The Life of Pablo Review (Valentine’s Day Special)

Top songs: Ultralight Beam, Father Stretch My Hands, Waves, 30 Hours, No More Parties in LA, Fade, & Saint Pablo.


Creative Commons

With assistant creative direction led by the late Virgil Abloh, the album artwork was designed by Belgian artist Peter De Potter.

I have never cared for Valentine’s Day. A day for love? Gross. A day for couples? Even worse.

And although back in 2016, I definitely did not have a Valentine, Kanye’s February 14th release, The Life of Pablo, gave me a digital LP I would hold close to my heart for years to come.

Seven years ago, Kanye gave a 14-year-old me a Valentine’s Day gift. However, looking back, the album is more likely a Valentine’s present, if not an ode, to himself. I mean, the notorious megalomaniac literally and hilariously titles track nine, “I Love Kanye.”

I assume the mentally struggling, and most socially aware yet unaware artist saw the brilliance in the piece during the final stages of mixing the record. Hence the name of the slam poetry-infused track nine.

It was his last true classic and cohesive record. Ye was too short to be a full studio album and Donda was too long and scattered.

With the help of legendary collaborations, producers, and A-list artists, Kanye adds one more feather to his cap, arguably being the greatest hip-hop artist of all time.

Rihanna. The Weeknd. Frank Ocean. Kendrick Lamar. Chris Brown. Post Malone. Chance the Rapper. Just to name a few. Yet not a single one is credited with a feature on the visually tangible tracks themselves, though all do receive written credits. The man’s ego was clearly at work once again.
The first track “Ultralight Beam” showcases his Christian roots. With production infused with the soul of a church choir and bars by Chance the Rapper, it just might have the compelling power to convert your most ardent atheist friend.

“You can feel the lyrics and spirit coming in braille / Tubman of the underground, come and follow the trail / I made Sunday Candy, I’m never going to hell / I met Kanye West, I’m never going to fail,” Chance raps, crying in gratitude as he carries the tracks with his youthful wit.

The continued megalomania and deification of Ye continues in his subtlety, but the sonic sensuality of the track distracts the listener like the effect a lullaby has on a baby.

Ye’s soulful melody, a staple of his work, continues to string through the project in ways that elevate the listener from the realities of Earth, transporting you willingly to another planet that revolves around the sun that Ye thinks he is.

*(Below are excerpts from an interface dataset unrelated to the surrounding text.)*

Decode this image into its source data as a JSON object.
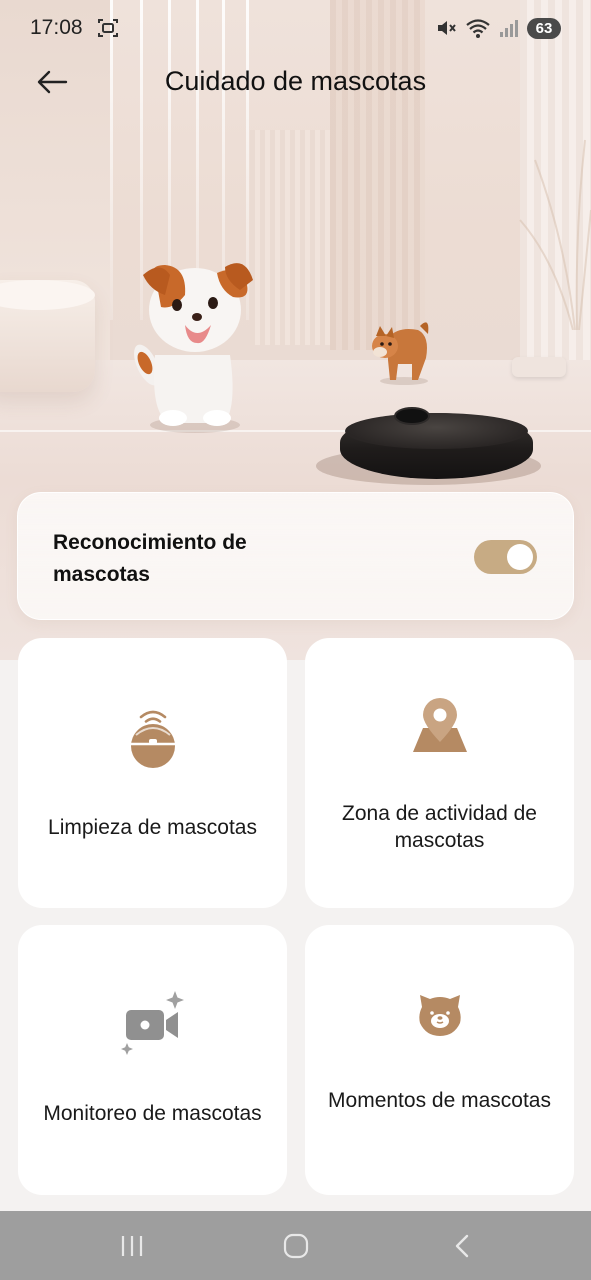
{
  "status_bar": {
    "time": "17:08",
    "battery": "63",
    "icons": [
      "screenshot-icon",
      "mute-icon",
      "wifi-icon",
      "signal-icon"
    ]
  },
  "header": {
    "title": "Cuidado de mascotas",
    "back_icon": "arrow-left-icon"
  },
  "pet_recognition": {
    "label": "Reconocimiento de mascotas",
    "enabled": true
  },
  "tiles": [
    {
      "label": "Limpieza de mascotas",
      "icon": "robot-wifi-icon"
    },
    {
      "label": "Zona de actividad de mascotas",
      "icon": "map-pin-icon"
    },
    {
      "label": "Monitoreo de mascotas",
      "icon": "video-camera-icon"
    },
    {
      "label": "Momentos de mascotas",
      "icon": "pet-face-icon"
    }
  ],
  "nav_bar": {
    "buttons": [
      "recent-apps-icon",
      "home-icon",
      "back-icon"
    ]
  },
  "colors": {
    "accent": "#c7ab84",
    "icon_brown": "#b58a63",
    "icon_gray": "#909090",
    "tile_bg": "#ffffff",
    "page_bg": "#f4f2f1",
    "nav_bg": "#9e9e9e"
  }
}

It is that elation that fools the listener and his predominantly young audience to forget his many and repeated shortcomings. It’s almost as if Kanye knows exactly what he is doing. Because he does… At least when it comes to sound, sin, and music.

He’s trying to mix musical ecstasy with lyrical provocation.

And if you weren’t yet convinced of the artist’s brilliance while simultaneously being irked by the narcissism that infects the first half of the album, Kanye thrusts you into track ten, “Waves.”

The euphoric production of “Waves,” combined with its honest lyrical vulgarity is the culmination of The Life of Pablo’s, really the life of Ye’s, beauty, madness, and more madness.

Chris Brown sings the chorus as Kid Cudi balances the bliss of the song, deeply humming his way through the transitions.

However, even with two A-List features, it’s the ensemble of producers in Anthony Kilhoffer, Hudson Mohawke, Metro Boomin, MIKE DEAN, Charlie Heat, and of course Kanye West that led the song with elegant synths that foment its rapture, making the track a classic hit.

The melody of the song places his production center stage, reminding the audience of Ye’s roots as a producer, once again patting himself on the back.

That’s why there are no tangibly visible features.

Because he is the star.